Reproduce each line below without any alteration.

Provided records:
........

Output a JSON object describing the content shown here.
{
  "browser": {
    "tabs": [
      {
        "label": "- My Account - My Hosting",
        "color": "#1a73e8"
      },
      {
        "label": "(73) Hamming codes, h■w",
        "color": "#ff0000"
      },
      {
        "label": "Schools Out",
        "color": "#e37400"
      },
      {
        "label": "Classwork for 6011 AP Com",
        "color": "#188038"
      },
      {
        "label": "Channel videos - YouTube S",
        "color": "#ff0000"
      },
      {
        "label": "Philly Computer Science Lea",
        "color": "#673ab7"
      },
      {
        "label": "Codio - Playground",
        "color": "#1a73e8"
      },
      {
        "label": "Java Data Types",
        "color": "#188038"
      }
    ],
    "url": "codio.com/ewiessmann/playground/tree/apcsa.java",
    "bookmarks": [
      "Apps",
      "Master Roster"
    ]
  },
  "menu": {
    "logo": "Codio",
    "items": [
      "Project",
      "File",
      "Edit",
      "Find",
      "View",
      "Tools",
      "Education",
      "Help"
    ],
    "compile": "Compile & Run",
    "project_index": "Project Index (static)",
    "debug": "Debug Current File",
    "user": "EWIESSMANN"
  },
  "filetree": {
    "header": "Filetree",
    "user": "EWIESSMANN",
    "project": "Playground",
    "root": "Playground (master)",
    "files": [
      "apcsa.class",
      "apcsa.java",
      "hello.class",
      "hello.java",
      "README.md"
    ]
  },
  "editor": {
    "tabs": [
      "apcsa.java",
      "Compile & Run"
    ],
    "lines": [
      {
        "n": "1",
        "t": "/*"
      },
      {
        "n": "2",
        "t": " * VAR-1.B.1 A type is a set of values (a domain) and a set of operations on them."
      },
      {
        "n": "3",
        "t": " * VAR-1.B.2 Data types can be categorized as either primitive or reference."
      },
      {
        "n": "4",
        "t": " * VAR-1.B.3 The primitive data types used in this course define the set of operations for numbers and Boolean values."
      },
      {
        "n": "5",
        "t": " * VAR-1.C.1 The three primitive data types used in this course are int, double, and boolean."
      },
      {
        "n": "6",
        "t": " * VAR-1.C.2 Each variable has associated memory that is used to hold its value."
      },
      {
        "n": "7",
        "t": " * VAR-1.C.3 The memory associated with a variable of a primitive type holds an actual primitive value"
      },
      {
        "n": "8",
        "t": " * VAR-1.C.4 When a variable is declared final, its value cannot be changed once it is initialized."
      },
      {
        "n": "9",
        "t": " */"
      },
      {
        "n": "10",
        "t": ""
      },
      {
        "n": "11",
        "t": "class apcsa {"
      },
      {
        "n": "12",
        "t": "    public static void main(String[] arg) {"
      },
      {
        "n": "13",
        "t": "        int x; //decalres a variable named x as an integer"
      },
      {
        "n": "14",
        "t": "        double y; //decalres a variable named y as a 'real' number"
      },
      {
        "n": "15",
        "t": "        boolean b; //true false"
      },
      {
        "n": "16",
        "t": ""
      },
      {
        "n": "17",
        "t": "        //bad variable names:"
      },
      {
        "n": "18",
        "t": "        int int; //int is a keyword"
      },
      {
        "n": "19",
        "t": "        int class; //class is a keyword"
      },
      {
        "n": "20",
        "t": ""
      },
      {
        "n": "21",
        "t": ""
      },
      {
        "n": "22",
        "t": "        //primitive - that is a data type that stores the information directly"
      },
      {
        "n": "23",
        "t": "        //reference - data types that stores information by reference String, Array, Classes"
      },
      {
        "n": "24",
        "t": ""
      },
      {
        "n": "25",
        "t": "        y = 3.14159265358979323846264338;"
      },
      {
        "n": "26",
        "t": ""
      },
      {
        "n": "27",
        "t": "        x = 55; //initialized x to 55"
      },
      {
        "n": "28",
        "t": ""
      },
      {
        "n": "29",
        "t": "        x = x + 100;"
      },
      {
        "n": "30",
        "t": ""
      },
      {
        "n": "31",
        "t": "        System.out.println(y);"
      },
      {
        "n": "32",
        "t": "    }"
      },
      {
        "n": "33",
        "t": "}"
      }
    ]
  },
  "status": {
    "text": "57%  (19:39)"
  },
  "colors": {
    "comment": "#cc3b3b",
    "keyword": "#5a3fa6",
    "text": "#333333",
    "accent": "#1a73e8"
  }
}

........

Written reply:
Output a JSON object describing the content shown here.
{
  "browser": {
    "tabs": [
      {
        "label": "- My Account - My Hosting",
        "color": "#1a73e8"
      },
      {
        "label": "(73) Hamming codes, h■w",
        "color": "#ff0000"
      },
      {
        "label": "Schools Out",
        "color": "#e37400"
      },
      {
        "label": "Classwork for 6011 AP Com",
        "color": "#188038"
      },
      {
        "label": "Channel videos - YouTube S",
        "color": "#ff0000"
      },
      {
        "label": "Philly Computer Science Lea",
        "color": "#673ab7"
      },
      {
        "label": "Codio - Playground",
        "color": "#1a73e8"
      },
      {
        "label": "Java Data Types",
        "color": "#188038"
      }
    ],
    "url": "codio.com/ewiessmann/playground/tree/apcsa.java",
    "bookmarks": [
      "Apps",
      "Master Roster"
    ]
  },
  "menu": {
    "logo": "Codio",
    "items": [
      "Project",
      "File",
      "Edit",
      "Find",
      "View",
      "Tools",
      "Education",
      "Help"
    ],
    "compile": "Compile & Run",
    "project_index": "Project Index (static)",
    "debug": "Debug Current File",
    "user": "EWIESSMANN"
  },
  "filetree": {
    "header": "Filetree",
    "user": "EWIESSMANN",
    "project": "Playground",
    "root": "Playground (master)",
    "files": [
      "apcsa.class",
      "apcsa.java",
      "hello.class",
      "hello.java",
      "README.md"
    ]
  },
  "editor": {
    "tabs": [
      "apcsa.java",
      "Compile & Run"
    ],
    "lines": [
      {
        "n": "1",
        "t": "/*"
      },
      {
        "n": "2",
        "t": " * VAR-1.B.1 A type is a set of values (a domain) and a set of operations on them."
      },
      {
        "n": "3",
        "t": " * VAR-1.B.2 Data types can be categorized as either primitive or reference."
      },
      {
        "n": "4",
        "t": " * VAR-1.B.3 The primitive data types used in this course define the set of operations for numbers and Boolean values."
      },
      {
        "n": "5",
        "t": " * VAR-1.C.1 The three primitive data types used in this course are int, double, and boolean."
      },
      {
        "n": "6",
        "t": " * VAR-1.C.2 Each variable has associated memory that is used to hold its value."
      },
      {
        "n": "7",
        "t": " * VAR-1.C.3 The memory associated with a variable of a primitive type holds an actual primitive value"
      },
      {
        "n": "8",
        "t": " * VAR-1.C.4 When a variable is declared final, its value cannot be changed once it is initialized."
      },
      {
        "n": "9",
        "t": " */"
      },
      {
        "n": "10",
        "t": ""
      },
      {
        "n": "11",
        "t": "class apcsa {"
      },
      {
        "n": "12",
        "t": "    public static void main(String[] arg) {"
      },
      {
        "n": "13",
        "t": "        int x; //decalres a variable named x as an integer"
      },
      {
        "n": "14",
        "t": "        double y; //decalres a variable named y as a 'real' number"
      },
      {
        "n": "15",
        "t": "        boolean b; //true false"
      },
      {
        "n": "16",
        "t": ""
      },
      {
        "n": "17",
        "t": "        //bad variable names:"
      },
      {
        "n": "18",
        "t": "        int int; //int is a keyword"
      },
      {
        "n": "19",
        "t": "        int class; //class is a keyword"
      },
      {
        "n": "20",
        "t": ""
      },
      {
        "n": "21",
        "t": ""
      },
      {
        "n": "22",
        "t": "        //primitive - that is a data type that stores the information directly"
      },
      {
        "n": "23",
        "t": "        //reference - data types that stores information by reference String, Array, Classes"
      },
      {
        "n": "24",
        "t": ""
      },
      {
        "n": "25",
        "t": "        y = 3.14159265358979323846264338;"
      },
      {
        "n": "26",
        "t": ""
      },
      {
        "n": "27",
        "t": "        x = 55; //initialized x to 55"
      },
      {
        "n": "28",
        "t": ""
      },
      {
        "n": "29",
        "t": "        x = x + 100;"
      },
      {
        "n": "30",
        "t": ""
      },
      {
        "n": "31",
        "t": "        System.out.println(y);"
      },
      {
        "n": "32",
        "t": "    }"
      },
      {
        "n": "33",
        "t": "}"
      }
    ]
  },
  "status": {
    "text": "57%  (19:39)"
  },
  "colors": {
    "comment": "#cc3b3b",
    "keyword": "#5a3fa6",
    "text": "#333333",
    "accent": "#1a73e8"
  }
}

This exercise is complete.